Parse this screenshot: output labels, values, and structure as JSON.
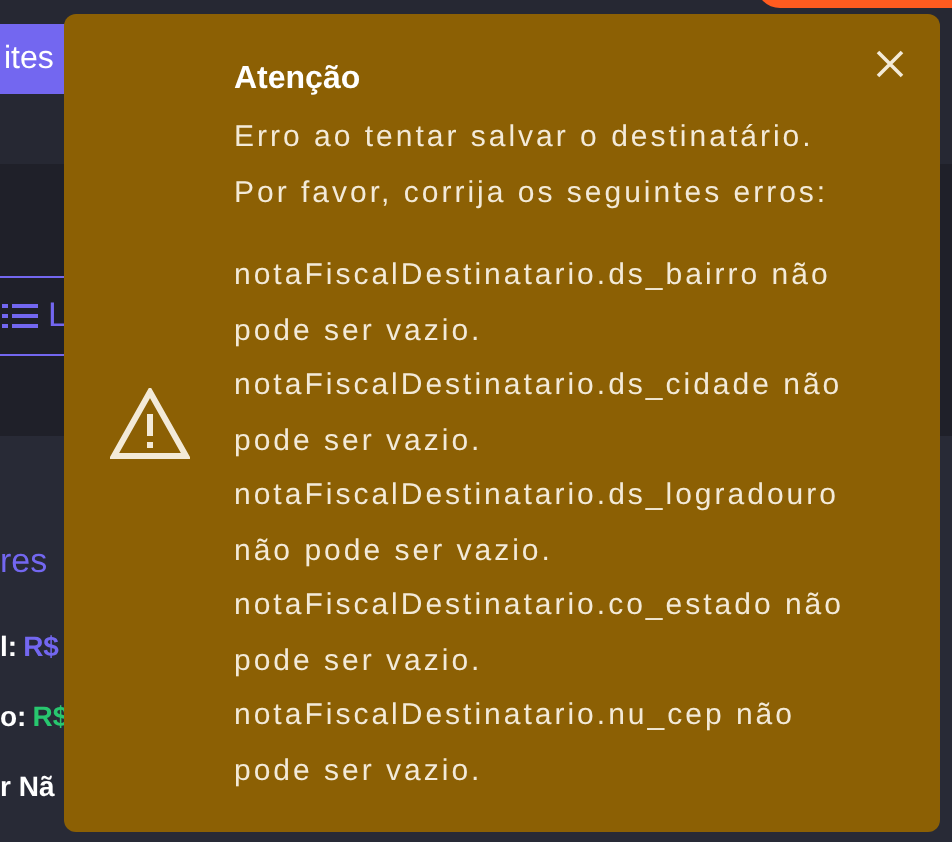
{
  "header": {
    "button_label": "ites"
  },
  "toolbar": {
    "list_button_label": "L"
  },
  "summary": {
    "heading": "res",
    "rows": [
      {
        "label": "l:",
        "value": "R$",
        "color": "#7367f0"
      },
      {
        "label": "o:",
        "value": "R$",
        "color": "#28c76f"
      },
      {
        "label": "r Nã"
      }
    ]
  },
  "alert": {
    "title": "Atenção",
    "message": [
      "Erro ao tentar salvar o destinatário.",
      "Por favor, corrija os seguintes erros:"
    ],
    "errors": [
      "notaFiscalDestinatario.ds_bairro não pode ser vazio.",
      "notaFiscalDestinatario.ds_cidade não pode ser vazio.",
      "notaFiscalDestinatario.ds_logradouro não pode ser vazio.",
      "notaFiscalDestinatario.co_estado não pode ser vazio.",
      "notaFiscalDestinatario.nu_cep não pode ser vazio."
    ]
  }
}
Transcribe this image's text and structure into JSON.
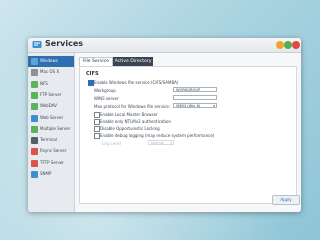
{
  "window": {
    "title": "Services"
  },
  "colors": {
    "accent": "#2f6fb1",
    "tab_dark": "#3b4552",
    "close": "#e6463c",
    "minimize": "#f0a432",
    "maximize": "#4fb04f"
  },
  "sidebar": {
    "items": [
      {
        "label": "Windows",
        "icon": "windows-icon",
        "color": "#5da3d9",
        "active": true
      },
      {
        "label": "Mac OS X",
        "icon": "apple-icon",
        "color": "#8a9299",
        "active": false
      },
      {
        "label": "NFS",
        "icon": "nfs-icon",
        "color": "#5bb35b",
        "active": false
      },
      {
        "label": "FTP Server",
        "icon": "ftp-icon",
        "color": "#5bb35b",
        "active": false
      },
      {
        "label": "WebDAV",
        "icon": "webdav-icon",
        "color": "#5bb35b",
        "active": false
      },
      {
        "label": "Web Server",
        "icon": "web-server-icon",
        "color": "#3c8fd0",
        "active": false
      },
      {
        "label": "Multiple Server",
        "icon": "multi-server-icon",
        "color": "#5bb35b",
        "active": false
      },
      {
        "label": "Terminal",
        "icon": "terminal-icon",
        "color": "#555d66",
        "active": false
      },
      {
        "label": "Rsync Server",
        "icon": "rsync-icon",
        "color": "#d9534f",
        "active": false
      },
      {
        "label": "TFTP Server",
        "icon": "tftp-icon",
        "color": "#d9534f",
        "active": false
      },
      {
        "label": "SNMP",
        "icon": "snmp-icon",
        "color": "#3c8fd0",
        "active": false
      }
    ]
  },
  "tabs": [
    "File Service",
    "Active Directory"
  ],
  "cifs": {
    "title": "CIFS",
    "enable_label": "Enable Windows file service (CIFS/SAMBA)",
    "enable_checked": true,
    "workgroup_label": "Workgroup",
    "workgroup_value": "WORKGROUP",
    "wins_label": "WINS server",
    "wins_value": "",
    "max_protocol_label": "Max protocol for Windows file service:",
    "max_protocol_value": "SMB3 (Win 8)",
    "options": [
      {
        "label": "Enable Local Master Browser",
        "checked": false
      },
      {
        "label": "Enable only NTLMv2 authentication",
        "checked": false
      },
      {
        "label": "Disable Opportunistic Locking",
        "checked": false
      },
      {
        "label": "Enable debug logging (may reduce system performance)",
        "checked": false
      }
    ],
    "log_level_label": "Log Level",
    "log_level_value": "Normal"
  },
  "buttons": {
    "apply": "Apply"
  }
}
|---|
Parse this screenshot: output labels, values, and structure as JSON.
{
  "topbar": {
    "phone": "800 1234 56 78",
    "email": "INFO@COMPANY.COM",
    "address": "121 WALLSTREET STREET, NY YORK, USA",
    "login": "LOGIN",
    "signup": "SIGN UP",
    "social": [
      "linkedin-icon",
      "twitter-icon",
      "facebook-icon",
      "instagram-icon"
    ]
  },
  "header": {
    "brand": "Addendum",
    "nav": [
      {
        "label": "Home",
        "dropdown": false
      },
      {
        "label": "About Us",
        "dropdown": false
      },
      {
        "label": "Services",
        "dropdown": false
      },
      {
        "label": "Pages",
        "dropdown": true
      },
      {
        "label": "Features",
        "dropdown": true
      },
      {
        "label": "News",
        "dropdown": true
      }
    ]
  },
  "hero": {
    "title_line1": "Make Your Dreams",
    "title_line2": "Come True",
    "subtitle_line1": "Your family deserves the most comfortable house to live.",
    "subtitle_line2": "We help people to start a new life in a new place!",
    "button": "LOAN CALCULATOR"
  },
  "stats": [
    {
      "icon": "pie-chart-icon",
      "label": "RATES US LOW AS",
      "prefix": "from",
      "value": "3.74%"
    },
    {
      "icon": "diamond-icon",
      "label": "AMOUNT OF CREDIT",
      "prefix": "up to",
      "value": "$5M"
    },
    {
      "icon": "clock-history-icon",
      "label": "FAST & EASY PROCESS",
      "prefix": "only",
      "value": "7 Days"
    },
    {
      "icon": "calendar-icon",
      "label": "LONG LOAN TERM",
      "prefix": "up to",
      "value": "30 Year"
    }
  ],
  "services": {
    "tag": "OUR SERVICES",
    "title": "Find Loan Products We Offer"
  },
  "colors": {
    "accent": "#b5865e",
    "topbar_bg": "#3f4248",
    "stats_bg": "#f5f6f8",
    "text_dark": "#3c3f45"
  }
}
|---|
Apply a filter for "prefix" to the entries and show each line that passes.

● Written response:
      "prefix": "from",
      "prefix": "up to",
      "prefix": "only",
      "prefix": "up to",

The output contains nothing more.